• _WHAT NEEDS TO BE DONE_: Look through the lines below for the word "icon", and copy every line that has it.

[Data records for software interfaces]

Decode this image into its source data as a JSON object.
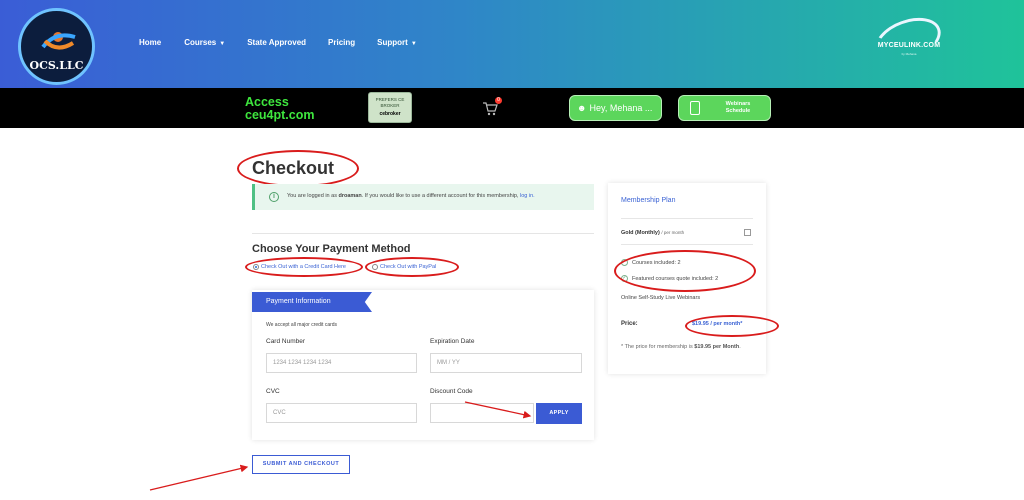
{
  "header": {
    "logo_text": "OCS.LLC",
    "nav": [
      {
        "label": "Home",
        "has_dropdown": false
      },
      {
        "label": "Courses",
        "has_dropdown": true
      },
      {
        "label": "State Approved",
        "has_dropdown": false
      },
      {
        "label": "Pricing",
        "has_dropdown": false
      },
      {
        "label": "Support",
        "has_dropdown": true
      }
    ],
    "brand_right": "MYCEULINK.COM",
    "brand_right_sub": "by Mehana"
  },
  "topbar": {
    "access_line1": "Access",
    "access_line2": "ceu4pt.com",
    "badge_text": "PREFERS CE BROKER",
    "badge_brand": "cebroker",
    "cart_count": "0",
    "user_greeting": "Hey, Mehana ...",
    "webinar_line1": "Webinars",
    "webinar_line2": "Schedule"
  },
  "checkout": {
    "title": "Checkout",
    "notice_prefix": "You are logged in as",
    "notice_user": "droaman",
    "notice_suffix": ". If you would like to use a different account for this membership,",
    "notice_link": "log in.",
    "payment_method_title": "Choose Your Payment Method",
    "options": [
      {
        "label": "Check Out with a Credit Card Here",
        "selected": true
      },
      {
        "label": "Check Out with PayPal",
        "selected": false
      }
    ],
    "payment_info": {
      "title": "Payment Information",
      "accept_text": "We accept all major credit cards",
      "card_number_label": "Card Number",
      "card_number_placeholder": "1234 1234 1234 1234",
      "expiration_label": "Expiration Date",
      "expiration_placeholder": "MM / YY",
      "cvc_label": "CVC",
      "cvc_placeholder": "CVC",
      "discount_label": "Discount Code",
      "discount_value": "",
      "apply_label": "APPLY"
    },
    "submit_label": "SUBMIT AND CHECKOUT"
  },
  "membership": {
    "title": "Membership Plan",
    "plan_name": "Gold (Monthly)",
    "plan_period": "/ per month",
    "features": [
      "Courses included: 2",
      "Featured courses quote included: 2"
    ],
    "online_text": "Online Self-Study Live Webinars",
    "price_label": "Price:",
    "price_value": "$19.95 / per month*",
    "note_prefix": "* The price for membership is",
    "note_amount": "$19.95 per Month",
    "note_suffix": "."
  },
  "colors": {
    "accent_blue": "#3b5bd4",
    "annotation_red": "#d91c1c",
    "bright_green": "#5cd65c"
  }
}
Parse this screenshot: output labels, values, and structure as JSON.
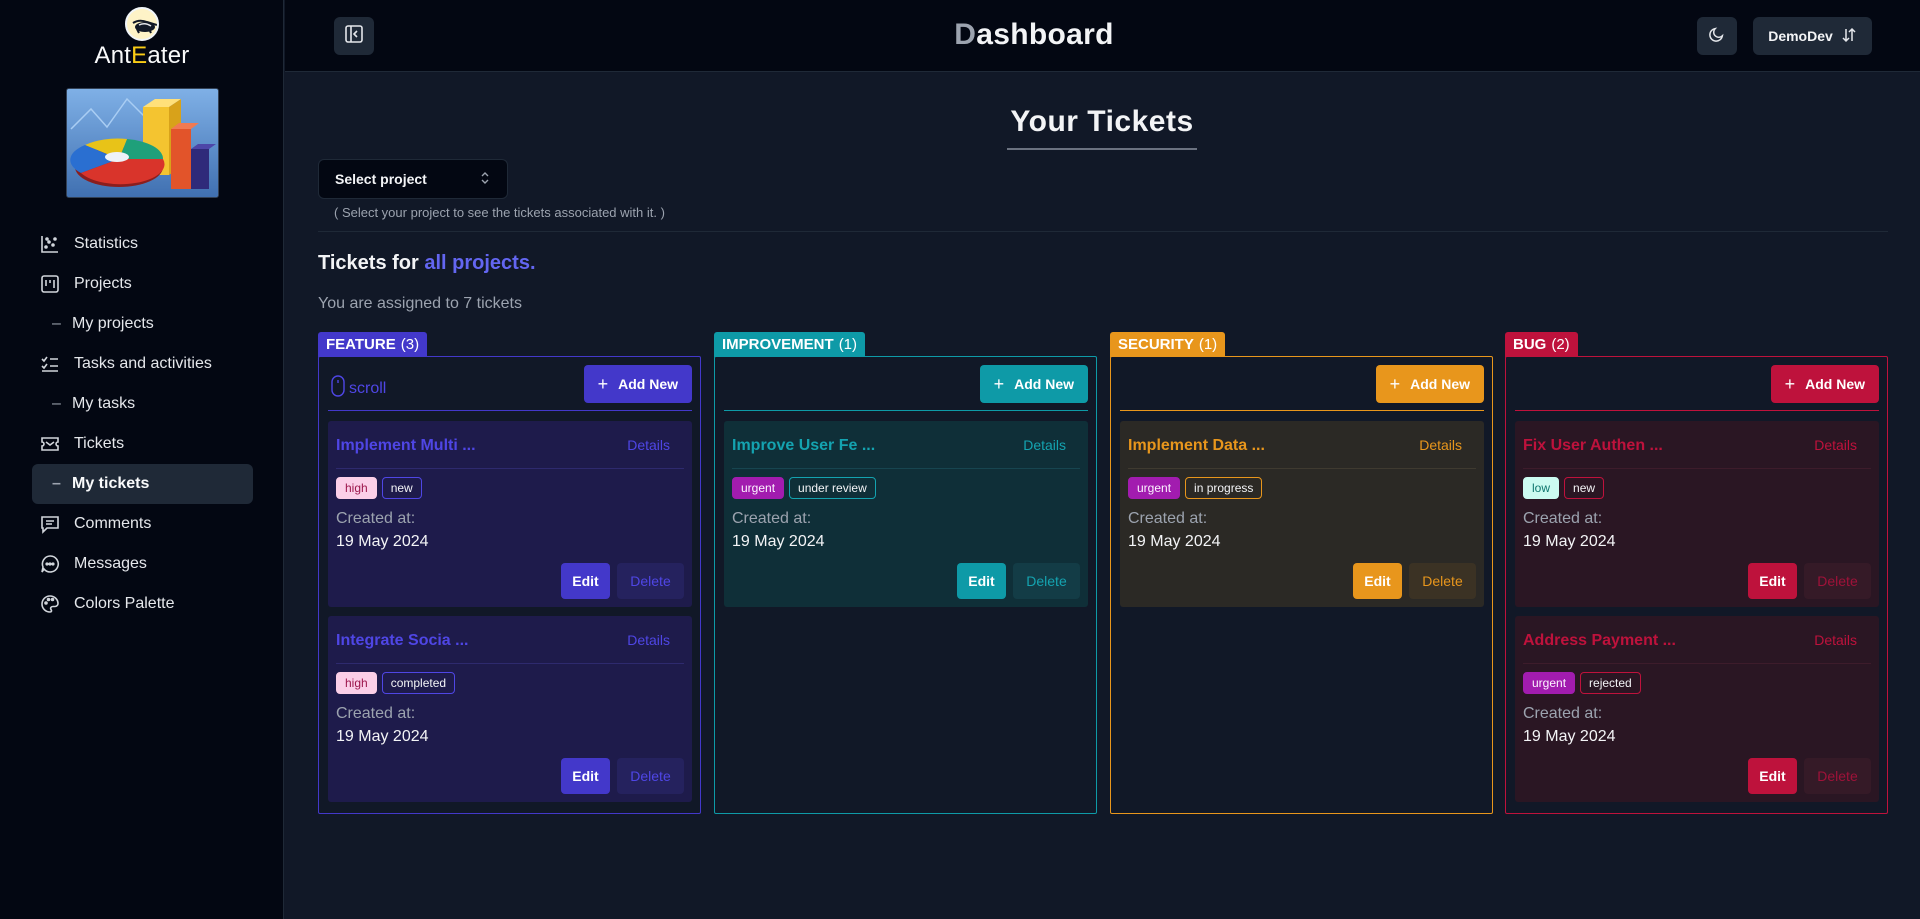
{
  "brand": {
    "name_start": "Ant",
    "name_mid": "E",
    "name_end": "ater"
  },
  "sidebar": {
    "items": [
      {
        "label": "Statistics",
        "icon": "chart-scatter-icon"
      },
      {
        "label": "Projects",
        "icon": "kanban-icon"
      },
      {
        "label": "My projects",
        "sub": true
      },
      {
        "label": "Tasks and activities",
        "icon": "list-checks-icon"
      },
      {
        "label": "My tasks",
        "sub": true
      },
      {
        "label": "Tickets",
        "icon": "ticket-icon"
      },
      {
        "label": "My tickets",
        "sub": true,
        "active": true
      },
      {
        "label": "Comments",
        "icon": "comment-icon"
      },
      {
        "label": "Messages",
        "icon": "message-circle-icon"
      },
      {
        "label": "Colors Palette",
        "icon": "palette-icon"
      }
    ]
  },
  "header": {
    "title_first": "D",
    "title_rest": "ashboard",
    "user": "DemoDev"
  },
  "main": {
    "title": "Your Tickets",
    "select_label": "Select project",
    "select_hint": "( Select your project to see the tickets associated with it. )",
    "tickets_for_prefix": "Tickets for ",
    "tickets_for_hl": "all projects.",
    "assigned": "You are assigned to 7 tickets"
  },
  "columns": [
    {
      "name": "FEATURE",
      "count": "(3)",
      "add_label": "Add New",
      "scroll_label": "scroll",
      "cards": [
        {
          "title": "Implement Multi ...",
          "details": "Details",
          "priority": "high",
          "status": "new",
          "created_label": "Created at:",
          "date": "19 May 2024",
          "edit": "Edit",
          "delete": "Delete"
        },
        {
          "title": "Integrate Socia ...",
          "details": "Details",
          "priority": "high",
          "status": "completed",
          "created_label": "Created at:",
          "date": "19 May 2024",
          "edit": "Edit",
          "delete": "Delete"
        }
      ]
    },
    {
      "name": "IMPROVEMENT",
      "count": "(1)",
      "add_label": "Add New",
      "cards": [
        {
          "title": "Improve User Fe ...",
          "details": "Details",
          "priority": "urgent",
          "status": "under review",
          "created_label": "Created at:",
          "date": "19 May 2024",
          "edit": "Edit",
          "delete": "Delete"
        }
      ]
    },
    {
      "name": "SECURITY",
      "count": "(1)",
      "add_label": "Add New",
      "cards": [
        {
          "title": "Implement Data ...",
          "details": "Details",
          "priority": "urgent",
          "status": "in progress",
          "created_label": "Created at:",
          "date": "19 May 2024",
          "edit": "Edit",
          "delete": "Delete"
        }
      ]
    },
    {
      "name": "BUG",
      "count": "(2)",
      "add_label": "Add New",
      "cards": [
        {
          "title": "Fix User Authen ...",
          "details": "Details",
          "priority": "low",
          "status": "new",
          "created_label": "Created at:",
          "date": "19 May 2024",
          "edit": "Edit",
          "delete": "Delete"
        },
        {
          "title": "Address Payment ...",
          "details": "Details",
          "priority": "urgent",
          "status": "rejected",
          "created_label": "Created at:",
          "date": "19 May 2024",
          "edit": "Edit",
          "delete": "Delete"
        }
      ]
    }
  ],
  "colors": {
    "feature": "#4338ca",
    "improvement": "#0e9aa7",
    "security": "#e8961c",
    "bug": "#be123c",
    "tag_high": "#fbcfe8",
    "tag_urgent": "#a21caf",
    "tag_low": "#ccfbf1"
  }
}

• _SOLUTION TO THIS EXERCISE_:
        "icon": "chart-scatter-icon"
        "icon": "kanban-icon"
        "icon": "list-checks-icon"
        "icon": "ticket-icon"
        "icon": "comment-icon"
        "icon": "message-circle-icon"
        "icon": "palette-icon"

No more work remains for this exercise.